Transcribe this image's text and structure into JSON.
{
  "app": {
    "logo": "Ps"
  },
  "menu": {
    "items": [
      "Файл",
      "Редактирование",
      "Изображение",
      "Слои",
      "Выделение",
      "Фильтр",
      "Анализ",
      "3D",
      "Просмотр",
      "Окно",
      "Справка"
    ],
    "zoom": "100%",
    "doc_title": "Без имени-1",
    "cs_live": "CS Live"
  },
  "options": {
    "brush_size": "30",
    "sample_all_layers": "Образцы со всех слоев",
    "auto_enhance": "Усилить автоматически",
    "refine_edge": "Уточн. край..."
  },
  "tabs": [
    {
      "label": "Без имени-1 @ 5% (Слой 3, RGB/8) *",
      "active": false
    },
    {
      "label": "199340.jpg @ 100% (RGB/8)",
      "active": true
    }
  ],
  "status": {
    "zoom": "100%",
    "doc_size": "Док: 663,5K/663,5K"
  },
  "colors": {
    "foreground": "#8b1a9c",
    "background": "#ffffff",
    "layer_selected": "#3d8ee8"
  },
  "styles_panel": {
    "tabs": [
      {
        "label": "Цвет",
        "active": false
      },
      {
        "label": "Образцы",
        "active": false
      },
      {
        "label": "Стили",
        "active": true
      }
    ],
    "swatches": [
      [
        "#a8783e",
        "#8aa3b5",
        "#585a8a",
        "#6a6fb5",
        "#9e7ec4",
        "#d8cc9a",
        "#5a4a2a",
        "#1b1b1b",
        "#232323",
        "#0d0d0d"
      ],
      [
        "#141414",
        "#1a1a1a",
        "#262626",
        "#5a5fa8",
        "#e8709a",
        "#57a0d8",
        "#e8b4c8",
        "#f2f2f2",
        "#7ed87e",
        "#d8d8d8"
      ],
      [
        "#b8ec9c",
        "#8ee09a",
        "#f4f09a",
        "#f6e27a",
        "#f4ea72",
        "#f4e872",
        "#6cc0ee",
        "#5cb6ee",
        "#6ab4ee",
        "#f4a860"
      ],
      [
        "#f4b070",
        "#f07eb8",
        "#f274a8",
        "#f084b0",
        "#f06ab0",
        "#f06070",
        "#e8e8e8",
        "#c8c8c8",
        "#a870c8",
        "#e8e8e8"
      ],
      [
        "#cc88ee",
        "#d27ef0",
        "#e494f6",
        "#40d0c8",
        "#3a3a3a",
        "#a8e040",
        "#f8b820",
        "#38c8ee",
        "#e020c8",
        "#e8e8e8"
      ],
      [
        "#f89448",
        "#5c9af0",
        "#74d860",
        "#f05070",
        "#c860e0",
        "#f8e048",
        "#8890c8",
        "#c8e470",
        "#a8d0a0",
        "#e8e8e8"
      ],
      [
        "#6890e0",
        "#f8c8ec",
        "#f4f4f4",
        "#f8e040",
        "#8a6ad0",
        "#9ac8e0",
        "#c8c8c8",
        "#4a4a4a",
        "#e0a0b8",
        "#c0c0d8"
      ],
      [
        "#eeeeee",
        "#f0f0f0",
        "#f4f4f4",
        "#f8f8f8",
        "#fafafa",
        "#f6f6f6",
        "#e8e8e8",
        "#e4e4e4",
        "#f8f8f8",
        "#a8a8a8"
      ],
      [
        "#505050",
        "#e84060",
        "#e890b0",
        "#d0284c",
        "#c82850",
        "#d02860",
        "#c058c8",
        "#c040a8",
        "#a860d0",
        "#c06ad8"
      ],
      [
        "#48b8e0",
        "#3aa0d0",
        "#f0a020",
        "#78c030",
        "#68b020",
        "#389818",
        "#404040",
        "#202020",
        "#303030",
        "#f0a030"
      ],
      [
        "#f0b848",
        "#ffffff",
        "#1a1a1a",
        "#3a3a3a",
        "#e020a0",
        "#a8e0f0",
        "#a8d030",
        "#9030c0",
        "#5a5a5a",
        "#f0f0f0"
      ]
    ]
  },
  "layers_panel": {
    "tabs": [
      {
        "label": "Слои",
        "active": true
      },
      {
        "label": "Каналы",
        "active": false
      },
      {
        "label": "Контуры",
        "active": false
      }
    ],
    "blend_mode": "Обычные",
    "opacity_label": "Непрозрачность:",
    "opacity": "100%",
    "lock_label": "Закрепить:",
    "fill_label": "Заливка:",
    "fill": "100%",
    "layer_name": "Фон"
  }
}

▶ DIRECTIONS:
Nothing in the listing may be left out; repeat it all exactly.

▶ SOLUTION TO THIS PROBLEM:
Transcribe this image's text and structure into JSON.
{
  "app": {
    "logo": "Ps"
  },
  "menu": {
    "items": [
      "Файл",
      "Редактирование",
      "Изображение",
      "Слои",
      "Выделение",
      "Фильтр",
      "Анализ",
      "3D",
      "Просмотр",
      "Окно",
      "Справка"
    ],
    "zoom": "100%",
    "doc_title": "Без имени-1",
    "cs_live": "CS Live"
  },
  "options": {
    "brush_size": "30",
    "sample_all_layers": "Образцы со всех слоев",
    "auto_enhance": "Усилить автоматически",
    "refine_edge": "Уточн. край..."
  },
  "tabs": [
    {
      "label": "Без имени-1 @ 5% (Слой 3, RGB/8) *",
      "active": false
    },
    {
      "label": "199340.jpg @ 100% (RGB/8)",
      "active": true
    }
  ],
  "status": {
    "zoom": "100%",
    "doc_size": "Док: 663,5K/663,5K"
  },
  "colors": {
    "foreground": "#8b1a9c",
    "background": "#ffffff",
    "layer_selected": "#3d8ee8"
  },
  "styles_panel": {
    "tabs": [
      {
        "label": "Цвет",
        "active": false
      },
      {
        "label": "Образцы",
        "active": false
      },
      {
        "label": "Стили",
        "active": true
      }
    ],
    "swatches": [
      [
        "#a8783e",
        "#8aa3b5",
        "#585a8a",
        "#6a6fb5",
        "#9e7ec4",
        "#d8cc9a",
        "#5a4a2a",
        "#1b1b1b",
        "#232323",
        "#0d0d0d"
      ],
      [
        "#141414",
        "#1a1a1a",
        "#262626",
        "#5a5fa8",
        "#e8709a",
        "#57a0d8",
        "#e8b4c8",
        "#f2f2f2",
        "#7ed87e",
        "#d8d8d8"
      ],
      [
        "#b8ec9c",
        "#8ee09a",
        "#f4f09a",
        "#f6e27a",
        "#f4ea72",
        "#f4e872",
        "#6cc0ee",
        "#5cb6ee",
        "#6ab4ee",
        "#f4a860"
      ],
      [
        "#f4b070",
        "#f07eb8",
        "#f274a8",
        "#f084b0",
        "#f06ab0",
        "#f06070",
        "#e8e8e8",
        "#c8c8c8",
        "#a870c8",
        "#e8e8e8"
      ],
      [
        "#cc88ee",
        "#d27ef0",
        "#e494f6",
        "#40d0c8",
        "#3a3a3a",
        "#a8e040",
        "#f8b820",
        "#38c8ee",
        "#e020c8",
        "#e8e8e8"
      ],
      [
        "#f89448",
        "#5c9af0",
        "#74d860",
        "#f05070",
        "#c860e0",
        "#f8e048",
        "#8890c8",
        "#c8e470",
        "#a8d0a0",
        "#e8e8e8"
      ],
      [
        "#6890e0",
        "#f8c8ec",
        "#f4f4f4",
        "#f8e040",
        "#8a6ad0",
        "#9ac8e0",
        "#c8c8c8",
        "#4a4a4a",
        "#e0a0b8",
        "#c0c0d8"
      ],
      [
        "#eeeeee",
        "#f0f0f0",
        "#f4f4f4",
        "#f8f8f8",
        "#fafafa",
        "#f6f6f6",
        "#e8e8e8",
        "#e4e4e4",
        "#f8f8f8",
        "#a8a8a8"
      ],
      [
        "#505050",
        "#e84060",
        "#e890b0",
        "#d0284c",
        "#c82850",
        "#d02860",
        "#c058c8",
        "#c040a8",
        "#a860d0",
        "#c06ad8"
      ],
      [
        "#48b8e0",
        "#3aa0d0",
        "#f0a020",
        "#78c030",
        "#68b020",
        "#389818",
        "#404040",
        "#202020",
        "#303030",
        "#f0a030"
      ],
      [
        "#f0b848",
        "#ffffff",
        "#1a1a1a",
        "#3a3a3a",
        "#e020a0",
        "#a8e0f0",
        "#a8d030",
        "#9030c0",
        "#5a5a5a",
        "#f0f0f0"
      ]
    ]
  },
  "layers_panel": {
    "tabs": [
      {
        "label": "Слои",
        "active": true
      },
      {
        "label": "Каналы",
        "active": false
      },
      {
        "label": "Контуры",
        "active": false
      }
    ],
    "blend_mode": "Обычные",
    "opacity_label": "Непрозрачность:",
    "opacity": "100%",
    "lock_label": "Закрепить:",
    "fill_label": "Заливка:",
    "fill": "100%",
    "layer_name": "Фон"
  }
}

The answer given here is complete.